U.S. based Univision has reached an agreement to merge with Mexican media company Televisa.

Under the deal, first announced April 13, 2021, Univision will pay approximately $4.8 billion for Televisa’s content assets, forming the largest Spanish language media company in the world.

The deal is being partially financed by a Series C preferred equity investment lead by by SoftBank’s Latin American arm. ForgeLight, which is currently a Univision investor, Google and The Rain Group are also key partners in the setup.

Once the dust clears, the plan is for current Univision CEO Wade Davis to keep that title at the combined company, to be known as Televisa-Univision.

Televisa co-CEO Alfonso de Angoitia will serve as chairman of the board, a nod to the fact that Televisa will end up being the largest stakeholder in the new venture.

Under the new deal, the two companies will combine media, production and content assets. Televisa’s productions appear to be a key strategy of the merger — it produced over 80,000 hours of original content in 2020, at least some of which could likely be repurposed for Univision.

Univision currently serves more than 60 markets with over the air broadcasts of both network and locally produced content in Spanish, but not all stations are owned by the company directly, instead operating under affiliate agreements. Televisa, meanwhile, directly owns four over the air channels in Mexico along with with a telecom division.

Televisa also runs nearly 30 paid TV channels in a variety of formats and, like Univision, also has streaming, OTT, SVOD and digital platforms as well. Univision also has a radio division.


Univision also owned Fusion Media Group, which started life as a 2011 partnership with Disney to create an English language news network aimed at American Hispanics. Much of the content was backed by ABC News.

Disney backed out of the venture in 2016. Around that same time, Univision bought the assets of Gawker Media at an auction for around $135 million, following Gawker’s bankruptcy stemming from a lawsuit over a sex tape. 

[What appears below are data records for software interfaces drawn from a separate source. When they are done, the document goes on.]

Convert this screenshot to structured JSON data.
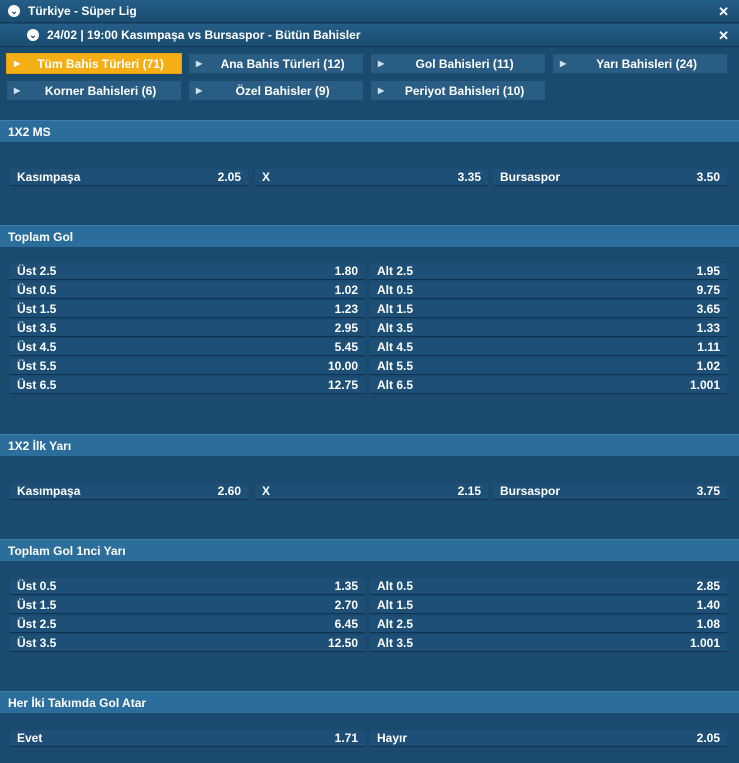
{
  "league": {
    "title": "Türkiye - Süper Lig"
  },
  "match": {
    "title": "24/02 | 19:00 Kasımpaşa vs Bursaspor - Bütün Bahisler"
  },
  "tabs": [
    "Tüm Bahis Türleri (71)",
    "Ana Bahis Türleri (12)",
    "Gol Bahisleri (11)",
    "Yarı Bahisleri (24)",
    "Korner Bahisleri (6)",
    "Özel Bahisler (9)",
    "Periyot Bahisleri (10)"
  ],
  "sections": {
    "ms": {
      "title": "1X2 MS",
      "row": [
        {
          "label": "Kasımpaşa",
          "odd": "2.05"
        },
        {
          "label": "X",
          "odd": "3.35"
        },
        {
          "label": "Bursaspor",
          "odd": "3.50"
        }
      ]
    },
    "toplam_gol": {
      "title": "Toplam Gol",
      "rows": [
        [
          {
            "label": "Üst 2.5",
            "odd": "1.80"
          },
          {
            "label": "Alt 2.5",
            "odd": "1.95"
          }
        ],
        [
          {
            "label": "Üst 0.5",
            "odd": "1.02"
          },
          {
            "label": "Alt 0.5",
            "odd": "9.75"
          }
        ],
        [
          {
            "label": "Üst 1.5",
            "odd": "1.23"
          },
          {
            "label": "Alt 1.5",
            "odd": "3.65"
          }
        ],
        [
          {
            "label": "Üst 3.5",
            "odd": "2.95"
          },
          {
            "label": "Alt 3.5",
            "odd": "1.33"
          }
        ],
        [
          {
            "label": "Üst 4.5",
            "odd": "5.45"
          },
          {
            "label": "Alt 4.5",
            "odd": "1.11"
          }
        ],
        [
          {
            "label": "Üst 5.5",
            "odd": "10.00"
          },
          {
            "label": "Alt 5.5",
            "odd": "1.02"
          }
        ],
        [
          {
            "label": "Üst 6.5",
            "odd": "12.75"
          },
          {
            "label": "Alt 6.5",
            "odd": "1.001"
          }
        ]
      ]
    },
    "ilk_yari": {
      "title": "1X2 İlk Yarı",
      "row": [
        {
          "label": "Kasımpaşa",
          "odd": "2.60"
        },
        {
          "label": "X",
          "odd": "2.15"
        },
        {
          "label": "Bursaspor",
          "odd": "3.75"
        }
      ]
    },
    "toplam_gol_1": {
      "title": "Toplam Gol 1nci Yarı",
      "rows": [
        [
          {
            "label": "Üst 0.5",
            "odd": "1.35"
          },
          {
            "label": "Alt 0.5",
            "odd": "2.85"
          }
        ],
        [
          {
            "label": "Üst 1.5",
            "odd": "2.70"
          },
          {
            "label": "Alt 1.5",
            "odd": "1.40"
          }
        ],
        [
          {
            "label": "Üst 2.5",
            "odd": "6.45"
          },
          {
            "label": "Alt 2.5",
            "odd": "1.08"
          }
        ],
        [
          {
            "label": "Üst 3.5",
            "odd": "12.50"
          },
          {
            "label": "Alt 3.5",
            "odd": "1.001"
          }
        ]
      ]
    },
    "kg": {
      "title": "Her İki Takımda Gol Atar",
      "row": [
        {
          "label": "Evet",
          "odd": "1.71"
        },
        {
          "label": "Hayır",
          "odd": "2.05"
        }
      ]
    }
  }
}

Univision announced the flagship site, Gawker, would shut down, and would then combine the remaining assets with Gizmodo Media Group, which was then sold in 2019. The price was said to be under $50 million, representing a steep devaluation of the assets. 

ABC News and other brands still partner with Univision on projects, including a primary debate in the last election cycle.

Univision converted a warehouse in Florida into the “NewsPort,” which become a key editorial, operation and production area for both Univision and Fusion, including moving the former’s nation newscast set from its previous location into the facility.

That set is up for replacement and expected to debut later in 2021.

The merger will bolster competition with NBCUniversal’s Telemundo, another major Spanish language media company that often shares local production and resources with a local NBC affiliate, especially in major markets where NBCU owns the local station.

Univision was already hit with some high profile layoffs recently stemming from reorganization due to, at least partially, declines in revenue due to the coronavirus pandemic.

Televisa and Univision are expected to close on the deal later in 2021, pending regulatory approval. Initial announcements did not indicate if any jobs will be lost, but the merger’s acknowledged purpose of combining production is a logical place to cut duplicative costs.